Wow, Mom! That’s intense! I’m glad I don’t have to do my schoolwork that way.

To which I answered, “So am I sweetheart. So am I. Now you know why I put up my little sign that announces, “I’m in my zone. Please do not disturb.”

She got it.

For all of you out there who have written, are writing or still dread the day when you will finally have to write…a book proposal, I salute you. I admire you. Nice job. Keep it up. Don’t delay (it may take longer than it did to write your book). May you find an agent who feels compelled at the “Dear Sir.”

What is your book proposal writing experience? Have you found ways to make it easier?
 

A great resource: http://michaelhyatt.com/writing-a-winning-book-proposal

No Glamour Here


It’s not always glamorous…imagine your worst day, and know that’s going to happen twice a week.

Yesterday, confidence reigned as I finished some editing, worked on a novel, and began adding my husband’s latest contribution to our book, The Miracle of Us: Confessions of Two Online Daters. Tasks were moving along so well, I hummed as I typed. We were making progress.

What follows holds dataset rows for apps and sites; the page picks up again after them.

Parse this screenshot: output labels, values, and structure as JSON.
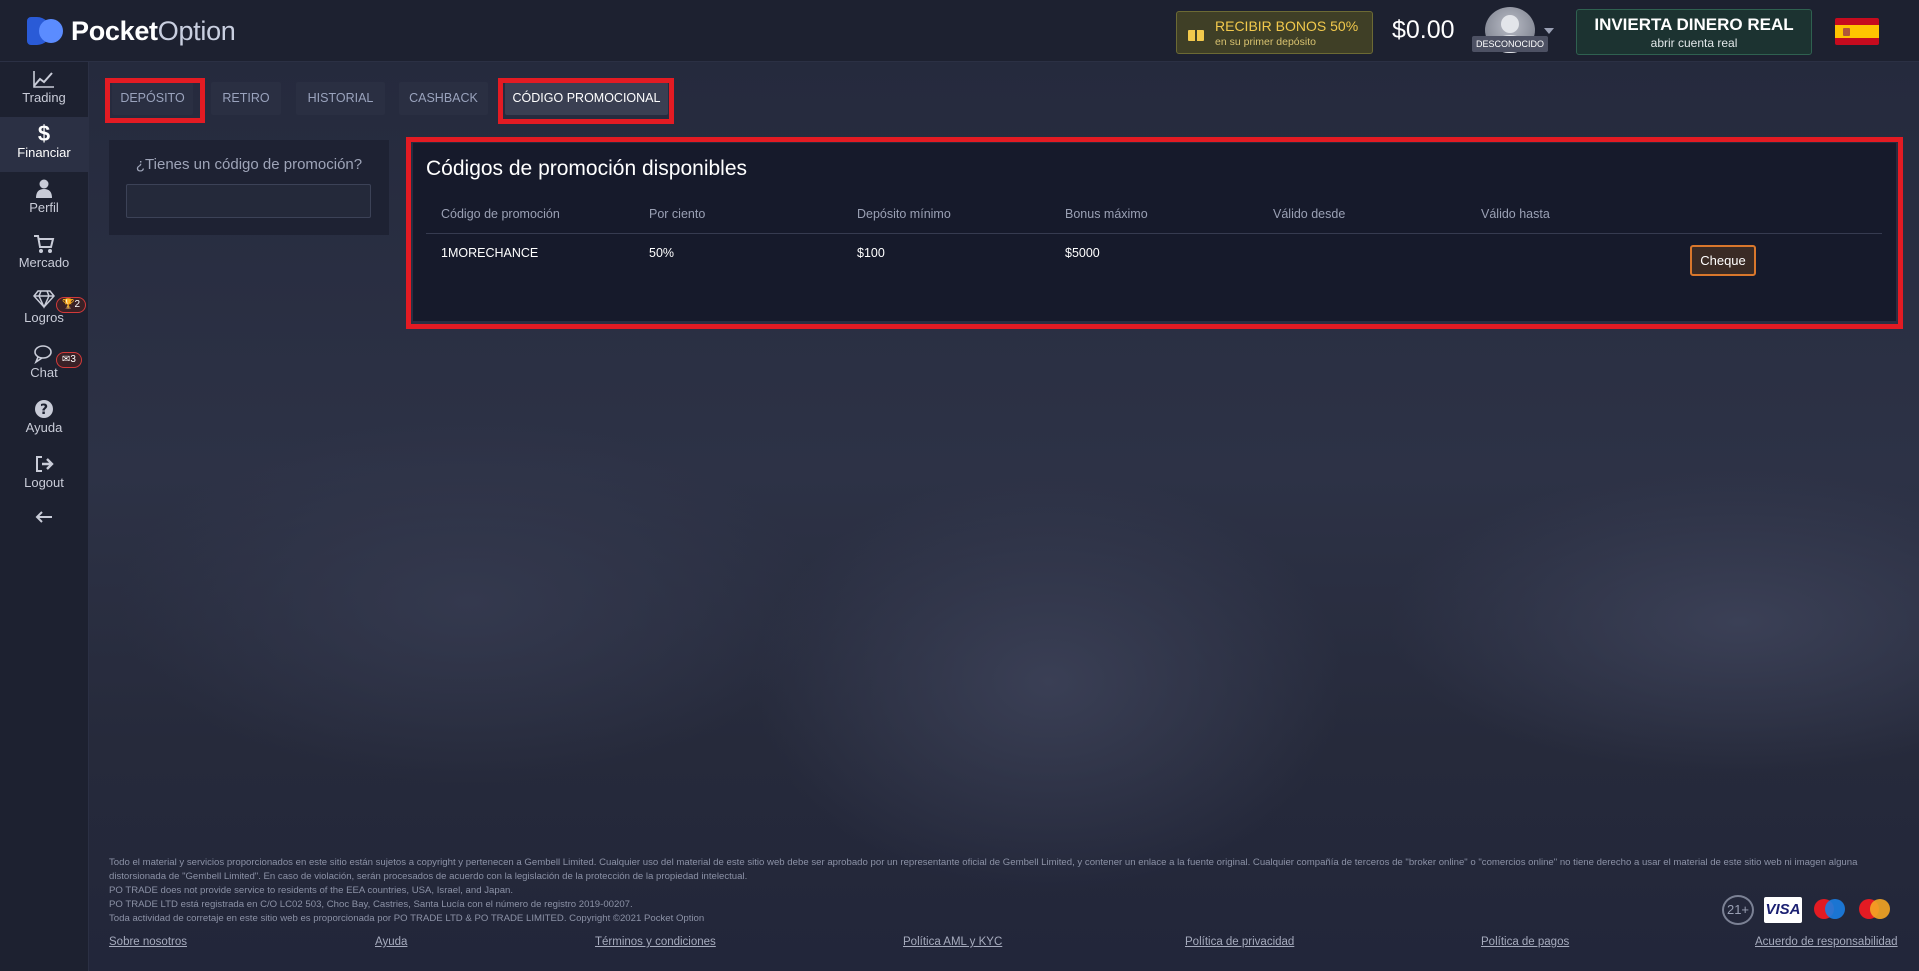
{
  "header": {
    "brand_bold": "Pocket",
    "brand_light": "Option",
    "bonus_title": "RECIBIR BONOS 50%",
    "bonus_subtitle": "en su primer depósito",
    "balance": "$0.00",
    "user_status": "DESCONOCIDO",
    "real_title": "INVIERTA DINERO REAL",
    "real_subtitle": "abrir cuenta real",
    "flag": "spain-flag-icon"
  },
  "sidebar": {
    "items": [
      {
        "label": "Trading",
        "icon": "chart-line-icon"
      },
      {
        "label": "Financiar",
        "icon": "dollar-icon"
      },
      {
        "label": "Perfil",
        "icon": "user-icon"
      },
      {
        "label": "Mercado",
        "icon": "cart-icon"
      },
      {
        "label": "Logros",
        "icon": "diamond-icon",
        "badge": "2"
      },
      {
        "label": "Chat",
        "icon": "chat-icon",
        "badge": "3"
      },
      {
        "label": "Ayuda",
        "icon": "question-icon"
      },
      {
        "label": "Logout",
        "icon": "logout-icon"
      }
    ]
  },
  "tabs": [
    "DEPÓSITO",
    "RETIRO",
    "HISTORIAL",
    "CASHBACK",
    "CÓDIGO PROMOCIONAL"
  ],
  "promo_form": {
    "question": "¿Tienes un código de promoción?",
    "input_value": ""
  },
  "promo_panel": {
    "title": "Códigos de promoción disponibles",
    "columns": [
      "Código de promoción",
      "Por ciento",
      "Depósito mínimo",
      "Bonus máximo",
      "Válido desde",
      "Válido hasta"
    ],
    "rows": [
      {
        "code": "1MORECHANCE",
        "percent": "50%",
        "min_deposit": "$100",
        "max_bonus": "$5000",
        "valid_from": "",
        "valid_to": ""
      }
    ],
    "check_label": "Cheque"
  },
  "footer": {
    "lines": [
      "Todo el material y servicios proporcionados en este sitio están sujetos a copyright y pertenecen a Gembell Limited. Cualquier uso del material de este sitio web debe ser aprobado por un representante oficial de Gembell Limited, y contener un enlace a la fuente original. Cualquier compañía de terceros de \"broker online\" o \"comercios online\" no tiene derecho a usar el material de este sitio web ni imagen alguna distorsionada de \"Gembell Limited\". En caso de violación, serán procesados de acuerdo con la legislación de la protección de la propiedad intelectual.",
      "PO TRADE does not provide service to residents of the EEA countries, USA, Israel, and Japan.",
      "PO TRADE LTD está registrada en C/O LC02 503, Choc Bay, Castries, Santa Lucía con el número de registro 2019-00207.",
      "Toda actividad de corretaje en este sitio web es proporcionada por PO TRADE LTD & PO TRADE LIMITED. Copyright ©2021 Pocket Option"
    ],
    "links": [
      "Sobre nosotros",
      "Ayuda",
      "Términos y condiciones",
      "Política AML y KYC",
      "Política de privacidad",
      "Política de pagos",
      "Acuerdo de responsabilidad"
    ],
    "age_badge": "21+",
    "visa": "VISA"
  }
}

My book proposal creation was moments away from commencing, when…

I copy pasted Brendan’s section into my manuscript and a blasted black line appeared across the bottom of the page. No worries. I’ll simply delete it, I thought. But, it wouldn’t budge. I checked my formatting and nothing indicated the reason for the black line. Apparently, it didn’t exist. Highlighting it, I then right clicked and hit delete. Nothing. Every way I knew to remove it proved futile.

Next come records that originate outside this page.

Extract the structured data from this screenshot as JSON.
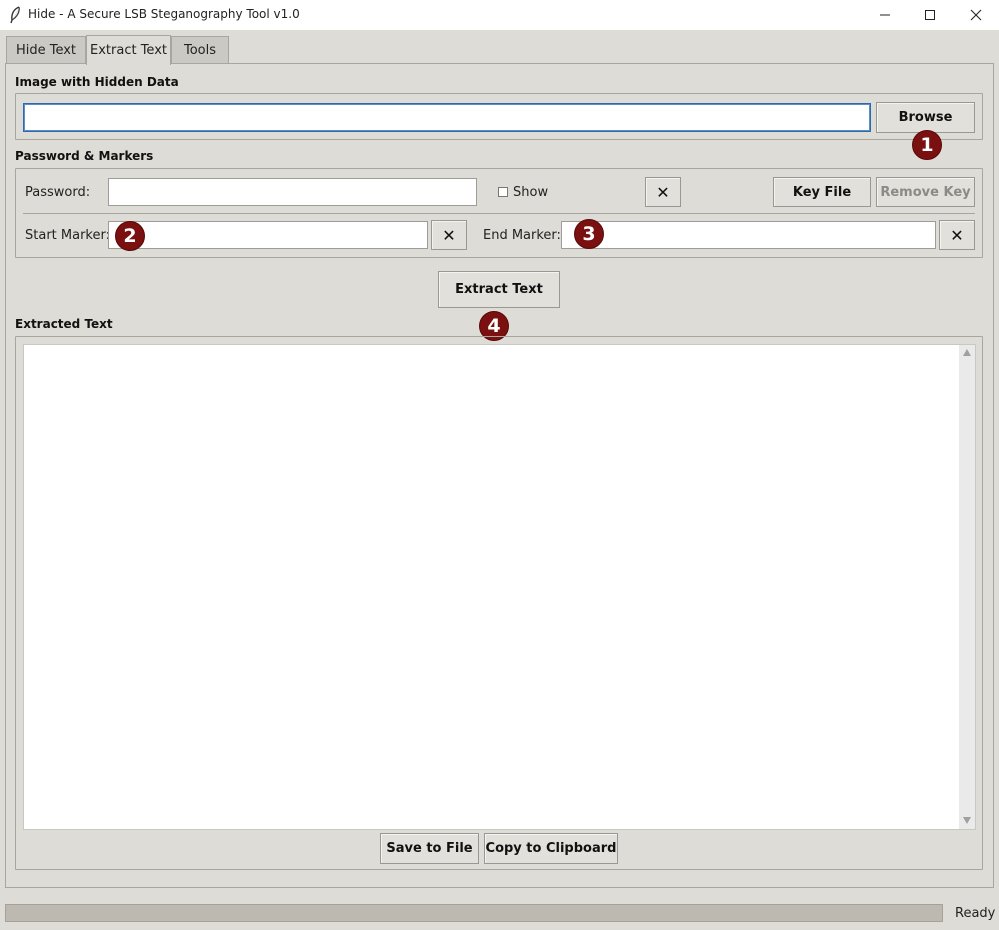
{
  "window": {
    "title": "Hide - A Secure LSB Steganography Tool v1.0",
    "icon": "feather-icon",
    "controls": [
      "minimize-icon",
      "maximize-icon",
      "close-icon"
    ]
  },
  "tabs": [
    {
      "label": "Hide Text",
      "active": false
    },
    {
      "label": "Extract Text",
      "active": true
    },
    {
      "label": "Tools",
      "active": false
    }
  ],
  "image_section": {
    "label": "Image with Hidden Data",
    "path_value": "",
    "browse_label": "Browse"
  },
  "password_section": {
    "label": "Password & Markers",
    "password_label": "Password:",
    "password_value": "",
    "show_label": "Show",
    "show_checked": false,
    "clear_symbol": "✕",
    "key_file_label": "Key File",
    "remove_key_label": "Remove Key",
    "start_marker_label": "Start Marker:",
    "start_marker_value": "",
    "end_marker_label": "End Marker:",
    "end_marker_value": ""
  },
  "extract_button_label": "Extract Text",
  "output_section": {
    "label": "Extracted Text",
    "text_value": "",
    "save_label": "Save to File",
    "copy_label": "Copy to Clipboard"
  },
  "status": {
    "text": "Ready",
    "progress": 0
  },
  "annotations": {
    "badge_1": "1",
    "badge_2": "2",
    "badge_3": "3",
    "badge_4": "4",
    "badge_color": "#7a1010"
  }
}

I sent a message to my husband stating, “We have a problem here. I can’t get rid of the black line. How did you make it??”

He had simply used the underline key. No big deal. We’ve all done it hundreds of times, but this time the black line refused removal. Brendan couldn’t even dislodge it from his own document! Even when I copied only the first paragraph, the mysterious line appeared. Of course. Because only minutes prior to the cursed black line, I had been moving along at a great pace. (FYI – problem still not solved).

My situation reminded me of the above quote by Sunny Goode (DIY magazine, Spring 2012). It gripped me when I first read it because of its stark reality. Initially, her perspective even felt a bit discouraging. But Sunny went on to explain that she loves what she does so much, she can deal with a couple of bad days a week. I actually agree with her.

Yesterday’s challenge threw me into frustration mode temporarily.

But I love writing, and I can’t stay discouraged permanently when I get to do what I love. Even with the reality that I’m going to have at least one or two rough days each week; and somehow, figure out how to get rid of that black line.

What is your reality with writing? What discourages you? Do you love it enough to keep at it, even when it’s your worst day?